From experience we can say that the device should be small and light enough for Siobhan to hold with one hand and talk with the other. Form factor is an aspect of hardware design which defines and prescribes the size, shape, and other physical specifications of components. A small form factor is critical for Siobhan. It is most unfortunate that SGD form factor design has been engulfed by the design characteristics of the Apple iPad. “Just like an iPad!” chant the sales team. That is not the form factor Siobhan is looking for. A new device should be light and portable.

Symbol Set

Linda and Joseph attended PECS training presented by Lori Frost and Andy Bondy in 1997. Siobhan started using her first SGD, a DynaVox DynaMyte 3100, in 2003. From the experience gained through years of experimenting with symbol libraries it is essential that a new device must have a license to use Picture Communication Symbols (PCS).


A person’s voice is unique and distinct. As Siobhan grew we changed the voice to best represent her age. A few years ago after some experimentation we settled on an adult voice that actually has an attitude, Susan by Loquendo. This voice or an approximation of it is essential to the way we percieve Siobhan to be. A new device should have a license to the Loquendo voice pack with the Susan voice.

Battery Life

If you are vocal, how many hours a day do you use your voice? The Xpress has interchangeable batteries so when power is low another one can be swapped in. This provides extended use. Unfortunately new systems have built-in batteries that only last a portion of Siobhan’s talking day. A new SGD should have interchangeable batteries.


An essential component of a new system is software. The software that runs on the device should be easily and quickly configuable. We often have to update photos of new people in Siobhan’s life, add a word, and change the function or location of a button. One essential feature is the ability to do a word count so we can determine if usage is up or down. If communication is up we know that our methodologies are working, if down we need to pinpoint the cause and devise and implement a strategy to encourage communication. A new device should have word count as a software feature.

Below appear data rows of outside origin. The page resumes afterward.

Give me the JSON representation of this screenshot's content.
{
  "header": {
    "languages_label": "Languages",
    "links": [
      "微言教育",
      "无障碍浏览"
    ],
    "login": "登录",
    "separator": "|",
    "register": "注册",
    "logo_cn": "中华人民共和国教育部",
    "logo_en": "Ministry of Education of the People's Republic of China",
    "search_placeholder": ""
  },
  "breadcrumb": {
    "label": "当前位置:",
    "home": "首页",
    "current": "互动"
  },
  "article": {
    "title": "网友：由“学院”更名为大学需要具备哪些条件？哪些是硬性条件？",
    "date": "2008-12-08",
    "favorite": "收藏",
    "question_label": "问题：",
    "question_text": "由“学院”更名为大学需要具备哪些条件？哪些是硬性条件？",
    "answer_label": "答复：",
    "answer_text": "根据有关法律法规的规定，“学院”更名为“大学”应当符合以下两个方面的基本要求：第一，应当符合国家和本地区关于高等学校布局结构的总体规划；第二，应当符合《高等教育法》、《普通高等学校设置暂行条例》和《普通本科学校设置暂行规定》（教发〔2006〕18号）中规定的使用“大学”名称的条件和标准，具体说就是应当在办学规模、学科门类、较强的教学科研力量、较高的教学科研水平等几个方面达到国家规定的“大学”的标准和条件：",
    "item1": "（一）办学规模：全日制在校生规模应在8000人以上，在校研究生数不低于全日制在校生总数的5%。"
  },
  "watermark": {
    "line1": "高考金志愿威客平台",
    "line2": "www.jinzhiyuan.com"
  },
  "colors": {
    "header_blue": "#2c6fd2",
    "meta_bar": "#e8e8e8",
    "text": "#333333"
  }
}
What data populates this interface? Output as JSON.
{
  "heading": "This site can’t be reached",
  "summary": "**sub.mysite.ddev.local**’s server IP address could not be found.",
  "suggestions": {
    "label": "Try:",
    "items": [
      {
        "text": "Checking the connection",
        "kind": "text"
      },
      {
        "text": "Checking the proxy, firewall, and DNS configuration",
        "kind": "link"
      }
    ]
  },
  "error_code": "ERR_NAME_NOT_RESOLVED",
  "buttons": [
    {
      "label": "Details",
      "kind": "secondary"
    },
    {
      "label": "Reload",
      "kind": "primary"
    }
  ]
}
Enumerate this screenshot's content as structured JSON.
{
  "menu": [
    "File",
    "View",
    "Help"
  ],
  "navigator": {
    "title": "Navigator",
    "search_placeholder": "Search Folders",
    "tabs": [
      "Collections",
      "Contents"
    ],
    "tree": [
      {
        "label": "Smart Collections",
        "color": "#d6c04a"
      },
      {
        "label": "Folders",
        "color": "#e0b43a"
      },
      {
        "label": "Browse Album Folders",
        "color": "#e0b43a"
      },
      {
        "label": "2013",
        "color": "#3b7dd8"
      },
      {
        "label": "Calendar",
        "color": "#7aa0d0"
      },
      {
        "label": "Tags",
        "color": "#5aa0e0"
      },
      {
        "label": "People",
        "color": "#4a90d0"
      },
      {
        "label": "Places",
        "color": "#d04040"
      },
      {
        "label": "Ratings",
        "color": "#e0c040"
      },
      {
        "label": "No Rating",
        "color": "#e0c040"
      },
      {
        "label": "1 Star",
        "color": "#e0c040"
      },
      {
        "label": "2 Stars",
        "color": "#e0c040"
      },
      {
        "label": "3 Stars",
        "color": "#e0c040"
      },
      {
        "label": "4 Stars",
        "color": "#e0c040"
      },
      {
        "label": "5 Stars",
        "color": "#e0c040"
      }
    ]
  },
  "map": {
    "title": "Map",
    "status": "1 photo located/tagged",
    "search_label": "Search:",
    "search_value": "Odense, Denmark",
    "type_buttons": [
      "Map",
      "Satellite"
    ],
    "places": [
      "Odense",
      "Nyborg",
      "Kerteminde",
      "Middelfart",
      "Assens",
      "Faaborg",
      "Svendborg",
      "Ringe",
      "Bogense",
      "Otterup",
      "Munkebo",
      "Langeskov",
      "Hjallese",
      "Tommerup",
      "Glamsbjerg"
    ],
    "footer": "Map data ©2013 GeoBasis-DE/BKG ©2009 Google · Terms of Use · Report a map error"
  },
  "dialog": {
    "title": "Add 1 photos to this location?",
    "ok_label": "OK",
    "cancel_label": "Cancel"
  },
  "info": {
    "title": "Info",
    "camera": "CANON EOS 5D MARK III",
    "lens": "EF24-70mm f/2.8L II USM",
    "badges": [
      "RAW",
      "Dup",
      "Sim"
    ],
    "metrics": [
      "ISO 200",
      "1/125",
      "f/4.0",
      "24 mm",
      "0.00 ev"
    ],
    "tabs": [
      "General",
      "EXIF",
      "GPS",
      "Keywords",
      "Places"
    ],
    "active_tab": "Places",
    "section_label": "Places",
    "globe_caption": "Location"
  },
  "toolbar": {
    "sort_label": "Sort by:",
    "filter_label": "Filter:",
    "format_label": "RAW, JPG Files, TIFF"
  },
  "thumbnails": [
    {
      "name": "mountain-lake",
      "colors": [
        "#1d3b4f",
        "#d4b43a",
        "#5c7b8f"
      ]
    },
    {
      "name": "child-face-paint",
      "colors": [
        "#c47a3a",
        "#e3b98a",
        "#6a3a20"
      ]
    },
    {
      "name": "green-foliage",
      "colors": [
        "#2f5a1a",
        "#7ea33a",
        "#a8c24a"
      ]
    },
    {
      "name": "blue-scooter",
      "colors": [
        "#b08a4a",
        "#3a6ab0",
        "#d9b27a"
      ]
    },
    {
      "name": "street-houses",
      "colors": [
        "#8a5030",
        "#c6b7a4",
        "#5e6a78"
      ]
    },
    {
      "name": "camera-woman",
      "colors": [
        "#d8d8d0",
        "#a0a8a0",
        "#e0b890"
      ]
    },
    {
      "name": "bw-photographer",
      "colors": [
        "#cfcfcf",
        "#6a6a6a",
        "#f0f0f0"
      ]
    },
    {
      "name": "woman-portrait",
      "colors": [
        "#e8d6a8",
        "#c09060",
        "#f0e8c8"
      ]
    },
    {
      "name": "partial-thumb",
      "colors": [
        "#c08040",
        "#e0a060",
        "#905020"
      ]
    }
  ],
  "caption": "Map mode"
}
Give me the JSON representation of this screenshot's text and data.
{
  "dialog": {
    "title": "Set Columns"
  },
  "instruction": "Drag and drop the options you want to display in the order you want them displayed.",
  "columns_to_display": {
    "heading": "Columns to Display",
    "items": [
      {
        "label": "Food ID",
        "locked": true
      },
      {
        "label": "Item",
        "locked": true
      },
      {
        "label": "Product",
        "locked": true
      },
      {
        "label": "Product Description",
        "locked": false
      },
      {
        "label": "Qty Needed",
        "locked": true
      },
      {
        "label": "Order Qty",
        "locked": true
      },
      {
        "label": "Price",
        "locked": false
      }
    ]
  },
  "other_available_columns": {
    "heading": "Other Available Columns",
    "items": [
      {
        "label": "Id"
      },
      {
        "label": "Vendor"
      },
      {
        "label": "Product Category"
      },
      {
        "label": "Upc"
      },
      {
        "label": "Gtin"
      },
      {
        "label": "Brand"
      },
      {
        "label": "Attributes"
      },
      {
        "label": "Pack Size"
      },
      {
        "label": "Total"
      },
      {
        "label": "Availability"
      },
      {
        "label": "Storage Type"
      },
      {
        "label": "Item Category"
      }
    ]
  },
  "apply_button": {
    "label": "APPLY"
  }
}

In addition to the software that runs on the device, there is also companion computer software. This can provide a way of downloading the device database, editing the screens, and uploading the new version to the device. Bonus points if it is platform agnostic. Special mention if it includes backing up to a remote server. A new device should have flexible and powerful computer software.

Secret Weapon

We are very fortunate to live within driving distance of the Center for Applied Rehabilitation Technology (CART) at the Rancho Los Amigos National Rehabiilitation Center in Downey, California. CART provides a number of services and one of them is evaluations for AAC systems. Carlene Yonemori and team members did a speech evaluation of Siobhan and recommended that she continue use of AAC systems. They then made some suggestions about new systems and with our input selected potential systems. They arranged for trials of the systems. Then Siobhan met the Wizard of Ounces and the magic happened. But you’ll have to come to our presentation to hear all about it. See you there!